The survey of more than 1,000 consumers, which was conducted by Toluna, shows 57% of people feel they have a better understanding of how companies are using their personal data since GDPR was enforced on 25 May.

However, despite brands’ best efforts, just 27% of consumers believe their overall experience with brands is better.

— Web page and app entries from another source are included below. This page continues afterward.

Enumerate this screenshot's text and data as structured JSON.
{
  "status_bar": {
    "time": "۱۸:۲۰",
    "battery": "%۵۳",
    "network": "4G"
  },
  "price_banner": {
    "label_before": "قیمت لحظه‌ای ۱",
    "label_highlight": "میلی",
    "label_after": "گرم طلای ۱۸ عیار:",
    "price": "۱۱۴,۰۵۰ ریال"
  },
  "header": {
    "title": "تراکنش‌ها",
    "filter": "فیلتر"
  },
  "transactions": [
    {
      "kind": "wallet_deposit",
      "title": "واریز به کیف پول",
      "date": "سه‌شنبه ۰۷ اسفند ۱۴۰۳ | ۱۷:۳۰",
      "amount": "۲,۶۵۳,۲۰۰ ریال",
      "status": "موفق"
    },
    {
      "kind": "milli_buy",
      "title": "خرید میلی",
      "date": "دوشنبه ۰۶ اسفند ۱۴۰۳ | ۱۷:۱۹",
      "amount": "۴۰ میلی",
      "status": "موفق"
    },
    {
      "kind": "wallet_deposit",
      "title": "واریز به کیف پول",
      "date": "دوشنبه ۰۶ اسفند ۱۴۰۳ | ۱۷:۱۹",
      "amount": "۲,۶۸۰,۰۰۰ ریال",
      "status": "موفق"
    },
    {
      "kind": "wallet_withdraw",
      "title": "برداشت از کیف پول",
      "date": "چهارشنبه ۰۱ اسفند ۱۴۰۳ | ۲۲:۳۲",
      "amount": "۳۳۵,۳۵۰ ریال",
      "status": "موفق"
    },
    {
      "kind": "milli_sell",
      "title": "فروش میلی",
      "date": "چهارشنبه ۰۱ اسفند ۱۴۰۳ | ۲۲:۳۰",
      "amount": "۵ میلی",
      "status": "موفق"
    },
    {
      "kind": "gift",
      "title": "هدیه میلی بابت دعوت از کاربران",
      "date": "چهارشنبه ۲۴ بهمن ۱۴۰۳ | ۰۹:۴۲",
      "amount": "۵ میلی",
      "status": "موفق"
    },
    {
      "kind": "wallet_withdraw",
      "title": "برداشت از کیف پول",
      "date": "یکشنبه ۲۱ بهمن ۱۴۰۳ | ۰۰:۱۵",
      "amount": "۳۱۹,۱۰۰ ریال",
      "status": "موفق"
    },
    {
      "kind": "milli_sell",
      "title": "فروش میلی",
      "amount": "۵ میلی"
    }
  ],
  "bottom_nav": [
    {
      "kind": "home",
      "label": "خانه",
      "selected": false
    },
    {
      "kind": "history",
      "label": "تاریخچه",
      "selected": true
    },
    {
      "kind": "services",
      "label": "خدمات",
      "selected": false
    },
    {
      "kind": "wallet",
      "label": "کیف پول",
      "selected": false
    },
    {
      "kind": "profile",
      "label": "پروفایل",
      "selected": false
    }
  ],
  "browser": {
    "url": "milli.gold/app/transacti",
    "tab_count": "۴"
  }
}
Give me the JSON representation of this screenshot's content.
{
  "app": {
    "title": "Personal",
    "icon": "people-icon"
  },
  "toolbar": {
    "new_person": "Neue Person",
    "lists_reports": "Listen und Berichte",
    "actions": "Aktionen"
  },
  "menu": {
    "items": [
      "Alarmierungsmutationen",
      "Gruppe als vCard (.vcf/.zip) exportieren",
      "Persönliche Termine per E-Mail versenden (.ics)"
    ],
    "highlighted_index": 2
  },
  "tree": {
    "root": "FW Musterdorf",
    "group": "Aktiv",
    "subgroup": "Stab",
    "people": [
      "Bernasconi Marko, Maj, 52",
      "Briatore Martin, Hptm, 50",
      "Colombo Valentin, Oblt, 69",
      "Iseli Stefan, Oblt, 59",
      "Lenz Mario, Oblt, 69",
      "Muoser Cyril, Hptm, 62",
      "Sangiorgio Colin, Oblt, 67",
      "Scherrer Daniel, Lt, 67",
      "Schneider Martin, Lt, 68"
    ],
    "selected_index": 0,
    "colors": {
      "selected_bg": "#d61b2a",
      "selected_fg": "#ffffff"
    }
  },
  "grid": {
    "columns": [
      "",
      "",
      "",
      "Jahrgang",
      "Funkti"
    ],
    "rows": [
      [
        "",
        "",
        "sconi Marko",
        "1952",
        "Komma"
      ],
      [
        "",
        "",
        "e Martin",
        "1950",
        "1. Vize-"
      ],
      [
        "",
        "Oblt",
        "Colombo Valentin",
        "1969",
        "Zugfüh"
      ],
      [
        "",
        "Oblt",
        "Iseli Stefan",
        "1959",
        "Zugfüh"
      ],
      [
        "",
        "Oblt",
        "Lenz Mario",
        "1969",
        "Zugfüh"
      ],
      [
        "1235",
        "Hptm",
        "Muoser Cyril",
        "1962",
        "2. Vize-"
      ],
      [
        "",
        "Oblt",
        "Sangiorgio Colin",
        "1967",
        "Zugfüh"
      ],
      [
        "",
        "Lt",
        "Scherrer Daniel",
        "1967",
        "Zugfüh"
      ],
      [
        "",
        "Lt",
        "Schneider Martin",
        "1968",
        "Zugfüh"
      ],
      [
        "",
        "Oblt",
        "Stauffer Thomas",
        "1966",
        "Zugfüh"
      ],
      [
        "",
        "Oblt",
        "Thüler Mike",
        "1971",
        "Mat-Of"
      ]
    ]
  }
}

Most people (65%) believe GDPR has made no difference at all, while 8% suggest things have actually got worse.

More than third of consumers (36%) also believe companies have used their personal data without their consent since the introduction of GDPR, such as by sending them emails they’ve not signed up for.

READ MORE: Ben Davis – GDPR is here and, yes, user experience is still broken


While no business has been found in breach of the new law yet, given the fines associated with ignoring the regulation it’s concerning that a fifth of respondents (21%) believe they have seen companies acting illegally.

This should ring alarm bells for brands that either don’t fully understand the regulation or are choosing to ignore it, as the overwhelming majority of consumers (90%) that think they’ve witnessed brands acting unlawfully now trust these brands less, with half suggesting they will no longer buy products and services from that company as a result.

Given 54% of respondents say they’re not sure whether they’ve seen any companies breaching the regulation, its suggests consumers are still not entirely clear about their rights, despite the fact 92% are aware of GDPR. The Information Commissioner’s Office was criticised in the run up to 25 May for not doing enough to inform consumers about their data rights ahead of GDPR coming into force.

READ MORE: Harry Lang – Where’s the GDPR campaign to tell consumers about their data rights?

On a more positive note, just over half (51%) of respondents believe it is easier to tell companies how they want their data to be used, whether that’s by opting out of emails or changing cookie settings, compared to just 13% who find it harder following the introduction of GDPR.

Looking at specific channels, it’s encouraging to see that 41% of consumers have seen an improvement in the way brands communicate with them via email following the introduction of GDPR, but most (52%) have seen no change.

Similarly, while a quarter of consumers have seen an improvement on websites where they’ve given brands permission to use cookies to track them, 18% believe it has actually made those sites worse to use. But half of respondents (53%) say it has made no difference to their experience at all.